From Undocumented to Attorney at Law: A journey of hope and resilience
There was room for only two of us on our tiny raft, yet three of my siblings and I managed to cling onto its surface as my father waded through the Rio Grande, pulling the raft behind him. I was 6 years old when we tackled the river at low tide, when even its deepest points remained shallow enough to stride through. With my father’s torso peeking above the murky water and the sun beginning to peek over the dunes of Texas, we inched closer to our new lives.
Behind us, we left my native land of Mexico, where I was born in a small shack held together with mud, where I had roamed the dirt streets as a toddler completely naked and helped cultivate milpa (maize), seemingly since I was old enough to walk. It was a land that I had seen my parents flee once before, with my mother and two of my brothers safely reaching the States before my father selflessly returned for the rest of us.
In front of us was the promised land: America. It promised an education and a better life. When our raft finally reached the shore of Texas, we just ran. Desperately, we ran and ran. This was the beginning of my new life.
We made it to Florida, where our family reunited after a family friend picked us up and drove us there from Texas. We were fortunate to adjust our legal status under President Ronald Reagan’s Immigration Reform and Control Act of 1986, providing us with a sense of freedom where we no longer had to live in the shadows.
Still, even with our legal status, my siblings and I did not grow up like the typical family in Florida. While we were fortunate to begin our education, there was no such thing as having summer, spring or Christmas breaks—no summer camps or vacations. Instead, we spent those breaks cutting fern (leatherleaf—used as filler for floral arrangements) to help our parents provide food and shelter for a family of nine. We cut fern before and after school during busy seasons like Valentine’s Day and Mother’s Day. We pulled weeds from the fields that grew the fern during the slow seasons.

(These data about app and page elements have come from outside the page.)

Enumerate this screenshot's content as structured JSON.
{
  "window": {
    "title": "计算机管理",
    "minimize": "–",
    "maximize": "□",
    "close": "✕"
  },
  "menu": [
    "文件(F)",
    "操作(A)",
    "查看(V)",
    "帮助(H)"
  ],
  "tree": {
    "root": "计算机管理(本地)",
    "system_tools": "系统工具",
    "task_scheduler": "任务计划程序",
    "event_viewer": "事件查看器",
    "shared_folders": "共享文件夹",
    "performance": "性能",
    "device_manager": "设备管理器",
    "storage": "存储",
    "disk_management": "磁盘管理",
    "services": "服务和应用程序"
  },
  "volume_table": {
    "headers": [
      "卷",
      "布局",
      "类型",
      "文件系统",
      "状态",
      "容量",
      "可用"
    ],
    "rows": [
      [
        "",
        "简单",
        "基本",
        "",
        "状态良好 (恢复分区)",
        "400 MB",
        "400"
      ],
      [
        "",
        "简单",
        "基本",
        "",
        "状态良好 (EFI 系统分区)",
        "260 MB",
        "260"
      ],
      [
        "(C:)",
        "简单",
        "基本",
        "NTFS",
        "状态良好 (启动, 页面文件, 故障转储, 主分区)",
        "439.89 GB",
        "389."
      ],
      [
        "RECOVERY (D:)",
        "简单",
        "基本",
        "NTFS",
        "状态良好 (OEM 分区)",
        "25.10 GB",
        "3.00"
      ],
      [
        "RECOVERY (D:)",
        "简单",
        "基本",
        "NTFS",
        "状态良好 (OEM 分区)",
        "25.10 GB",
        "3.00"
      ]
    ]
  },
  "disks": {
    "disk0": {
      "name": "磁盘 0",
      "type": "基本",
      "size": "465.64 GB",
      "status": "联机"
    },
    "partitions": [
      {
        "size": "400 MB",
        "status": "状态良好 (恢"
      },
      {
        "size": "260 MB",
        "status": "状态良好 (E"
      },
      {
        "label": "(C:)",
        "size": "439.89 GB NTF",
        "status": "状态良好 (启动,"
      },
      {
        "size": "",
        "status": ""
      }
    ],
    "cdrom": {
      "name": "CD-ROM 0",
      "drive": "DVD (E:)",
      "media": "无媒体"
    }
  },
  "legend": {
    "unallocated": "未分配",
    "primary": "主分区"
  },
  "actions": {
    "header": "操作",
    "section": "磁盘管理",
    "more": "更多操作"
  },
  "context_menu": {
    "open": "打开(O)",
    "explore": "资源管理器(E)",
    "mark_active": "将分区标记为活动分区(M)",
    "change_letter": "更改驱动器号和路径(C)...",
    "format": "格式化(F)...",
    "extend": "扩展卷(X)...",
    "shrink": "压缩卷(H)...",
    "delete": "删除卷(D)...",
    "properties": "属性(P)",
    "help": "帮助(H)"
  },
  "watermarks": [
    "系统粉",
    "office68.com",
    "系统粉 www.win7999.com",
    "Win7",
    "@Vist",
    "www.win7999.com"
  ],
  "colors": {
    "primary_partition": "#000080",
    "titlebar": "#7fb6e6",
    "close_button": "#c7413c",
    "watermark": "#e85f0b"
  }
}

To help supplement the family’s income, my father started a Mexican band that starred my brothers and me. We played cumbia, ranchera and banda music at birthday parties, quinceañeras, weddings and other social events. I dreaded the hard labor of the fern-cutting most, which included eight to 10 hours of grueling physical work, bending over and over again to cut the fern in either 90-degree heat in the summers or freezing temperatures in the winters. My parents told us, “Hijos, estudien”—which means “get an education”—to avoid ending up doing this type of work for the rest of our lives. And I did just that.
During my senior year of high school, I contemplated what to do after graduation. I knew I did not want to return to those fern fields, so I took it upon myself to strive for something more. That was when a local attorney decided to take a chance on me, and I was introduced to the legal profession and established myself in the community. I assisted the Latino community by offering car rides and translating services to those unable to drive or speak English. Although I did this for free, I did not go unpaid. The satisfaction I gained from helping others was all that I sought, but it ultimately opened up a much larger picture: Helping others is what I was meant to do.
With the desire to help others as my driving force, I obtained a bachelor’s degree and applied to law school. I was the first in my family to acquire a college degree, and going to law school was unheard of in the local Mexican community. Law school was difficult, but with hard work, perseverance and the core values that I learned during those cutting-fern days, I persisted through the rigorous studies. I was able to graduate in 2½ years and passed the Florida bar on the first try—by far one of the greatest achievements in my life.
I am currently the chief legal officer for Laura E. Roth, clerk of the circuit court for Volusia County, Florida. I oversee the clerk’s legal compliance, ranging from employment matters to the statutory duties of the criminal, family, civil and probate departments. Exposure to these different areas of the law equipped me with the experience to help my local Mexican community in my spare time—the community that valiantly supported me throughout my endeavors. I am known as “el abogado,” or “the lawyer,” and I assist those in my community who need guidance. Whether explaining the basic concepts of a court hearing or assisting someone logging into a Zoom hearing, I am here to help. I also mentor Latino youths and encourage them to pursue higher education.
When I look back on my life, I never would have thought the little boy who roamed the dirt streets of Mexico would become an attorney. Now I’d like to pay it forward, helping as many people as possible and giving others the same chances afforded to me so they too could one day lift up someone else. n
MyPathtoLaw is a guest column that celebrates the diversity of the legal profession through attorneys' first-person stories detailing their unique and inspiring trajectories.
Antonio Jaimes is the chief legal officer for Laura E. Roth, clerk of the circuit court for Volusia County, Florida. Jaimes earned a bachelor's degree at the University of Central Florida and a JD from the Florida Agricultural and Mechanical University College of Law.
This column reflects the opinions of the author and not necessarily the views of the ABA Journal—or the American Bar Association.